Wet Brain Syndrome: Signs, Symptoms and Treatment

One medication that will always be prescribed for wet brain treatment is thiamine, or vitamin B1, supplements. This medication can be prescribed through oral means or can be injected intravenously sober house or intramuscularly into the body. Most patients receive thiamine supplements two to three times a day. The wet brain treatment continues until clinical improvements cease.

However, the typical pattern that constitutes wet brain is the development of Wernicke encephalopathy followed by Korsakoff’s psychosis. Wet brain, or Wernicke-Korsakoff syndrome caused by alcohol use, is a type of brain damage caused by low levels of thiamine. Also called vitamin B1, thiamine is an essential nutrient for brain health and has severe impacts on the brain when deficiencies occur. While thiamine deficiencies can occur from starvation, they are often caused by heavy alcohol use.

Treating Wernicke-Korsakoff Syndrome

Even though the negative effects of drinking and alcoholism as a health condition have been widely portrayed in media and everywhere else, not much impact has been felt in reality. Everyone’s experience with addiction is different, and a one-size-fits-all approach to treatment is not the answer. At Synergy Recovery, we treat you as an individual with unique needs.

Once a person has been diagnosed with end stage alcoholism, life expectancy can be as limited as six months. If you or a loved one suffers from wet brain syndrome or needs help treating alcohol addiction, call Asheville Recovery Center. We recognize that addiction is a complex issue and that’s why we created a secure and caring atmosphere for compassionate and non-judgmental recovery. Our team of skilled professionals can identify the signs of wet brain syndrome, form a list of potential treatment options, and create a personalized plan to help with withdrawal symptoms and relapse prevention.

Wernicke Korsakoff Syndrome Treatment and Diagnosis Criteria

Depending on the time of diagnosis, a patient may experience one or the other. The effects of Wernicke’s encephalopathy invariably lead to Korsakoff’s psychosis, and treatment of the latter often hinges on the timing of diagnosing the former. Some of the most common symptoms of Wernicke’s encephalopathy include memory loss, confusion, abnormal eye movements, double vision, loss of balance, and poor muscle function. Severe cases of this condition can include tachycardia (rapid heart rate), muscle atrophy, lowered body temperature, and can also lead to coma or even death.

These therapies help the person understand the sources of their alcohol addiction and develop better coping mechanisms to deal with cravings and stress. Group therapy helps the person develop a network of peers that can support the individual’s focus on maintaining sobriety. Group and family therapy help to build new relationships and rebuild existing relationships, so the individual has additional support once they leave the program. Other symptoms when a person develops Wernicke-Korsakoff syndrome, they experience loss of mental capacity, motor function, and eye movement or vision.

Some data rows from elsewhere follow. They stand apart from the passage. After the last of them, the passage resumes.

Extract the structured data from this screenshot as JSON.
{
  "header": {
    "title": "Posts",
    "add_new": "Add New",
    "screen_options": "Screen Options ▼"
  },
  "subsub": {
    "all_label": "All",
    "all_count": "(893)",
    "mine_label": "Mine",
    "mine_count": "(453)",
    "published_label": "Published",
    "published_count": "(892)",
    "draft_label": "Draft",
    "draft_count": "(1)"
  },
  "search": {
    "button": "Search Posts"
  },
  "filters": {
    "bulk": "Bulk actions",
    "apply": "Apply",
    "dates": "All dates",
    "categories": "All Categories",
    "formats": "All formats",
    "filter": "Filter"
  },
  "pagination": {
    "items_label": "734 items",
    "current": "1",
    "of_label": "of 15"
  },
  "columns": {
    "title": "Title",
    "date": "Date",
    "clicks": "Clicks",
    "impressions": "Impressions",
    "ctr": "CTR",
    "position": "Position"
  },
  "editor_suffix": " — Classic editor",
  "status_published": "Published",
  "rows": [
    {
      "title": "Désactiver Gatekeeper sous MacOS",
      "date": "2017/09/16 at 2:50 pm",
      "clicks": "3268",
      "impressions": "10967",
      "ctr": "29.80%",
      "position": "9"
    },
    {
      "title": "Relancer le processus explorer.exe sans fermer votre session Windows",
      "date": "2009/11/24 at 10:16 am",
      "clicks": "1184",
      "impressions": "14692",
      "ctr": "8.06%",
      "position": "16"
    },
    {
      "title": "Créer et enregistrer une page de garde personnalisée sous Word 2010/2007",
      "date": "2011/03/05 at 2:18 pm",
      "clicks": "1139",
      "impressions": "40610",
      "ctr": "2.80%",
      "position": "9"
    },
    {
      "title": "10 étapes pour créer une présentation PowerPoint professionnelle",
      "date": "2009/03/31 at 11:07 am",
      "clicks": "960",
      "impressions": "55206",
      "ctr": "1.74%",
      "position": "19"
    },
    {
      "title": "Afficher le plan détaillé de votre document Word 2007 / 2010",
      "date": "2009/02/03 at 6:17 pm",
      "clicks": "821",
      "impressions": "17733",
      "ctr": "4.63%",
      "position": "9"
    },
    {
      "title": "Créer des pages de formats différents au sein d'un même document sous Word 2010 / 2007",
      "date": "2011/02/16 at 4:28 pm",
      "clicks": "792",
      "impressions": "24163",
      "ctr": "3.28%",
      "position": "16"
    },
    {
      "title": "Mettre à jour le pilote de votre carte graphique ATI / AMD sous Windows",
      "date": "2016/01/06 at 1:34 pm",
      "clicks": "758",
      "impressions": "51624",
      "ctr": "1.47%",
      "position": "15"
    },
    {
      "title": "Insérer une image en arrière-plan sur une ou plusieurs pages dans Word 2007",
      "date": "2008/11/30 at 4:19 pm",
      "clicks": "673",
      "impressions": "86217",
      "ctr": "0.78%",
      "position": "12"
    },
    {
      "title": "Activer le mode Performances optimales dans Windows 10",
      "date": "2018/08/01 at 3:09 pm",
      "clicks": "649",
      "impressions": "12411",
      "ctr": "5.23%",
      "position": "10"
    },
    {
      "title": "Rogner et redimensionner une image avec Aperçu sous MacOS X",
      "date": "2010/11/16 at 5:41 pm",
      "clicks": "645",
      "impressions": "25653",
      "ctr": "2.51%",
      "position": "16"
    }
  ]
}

People with Korsakoff psychosis often experience confabulation, a condition in which someone subconsciously makes new memories to fill in gaps in the memory. Someone with confabulation will often repeat these made-up memories, thinking they are real.

Who is Most at Risk of Developing Wet Brain?

For women, heavy alcohol use is considered drinking more than three drinks in one day or more than seven drinks in a week. Early diagnosis and treatment can reverse some of the symptoms of Wernicke’s encephalopathy, which is the first stage of the condition. Administering high doses of thiamine is the first course of action when treating wet brain because the brain severely lacks the nutrient.

  • Group therapy helps the person develop a network of peers that can support the individual’s focus on maintaining sobriety.
  • Unfortunately, many people with AUD do not disclose the full extent of their alcohol use to their primary care providers.
  • While the general population is less likely to develop wet brain syndrome (around 1-2%), individuals who frequently consume alcohol have a higher risk, with estimated prevalence rates of 12-14%.
  • The best way to find out if you have wet brain or Wernicke-Korsakoff syndrome is to see a doctor.

Raising awareness around eating disorders is essential for breaking the stigma and allowing people to seek treatment. If you struggle with chronic alcoholism, know that you aren’t alone, and it’s not too late to make a change.We offer a combination of both scientifically proven and evidence-based holistic treatment methods. Heart rate, eye movements, body temperature, and even a person’s walk could all signal a doctor to a possible thiamine deficiency.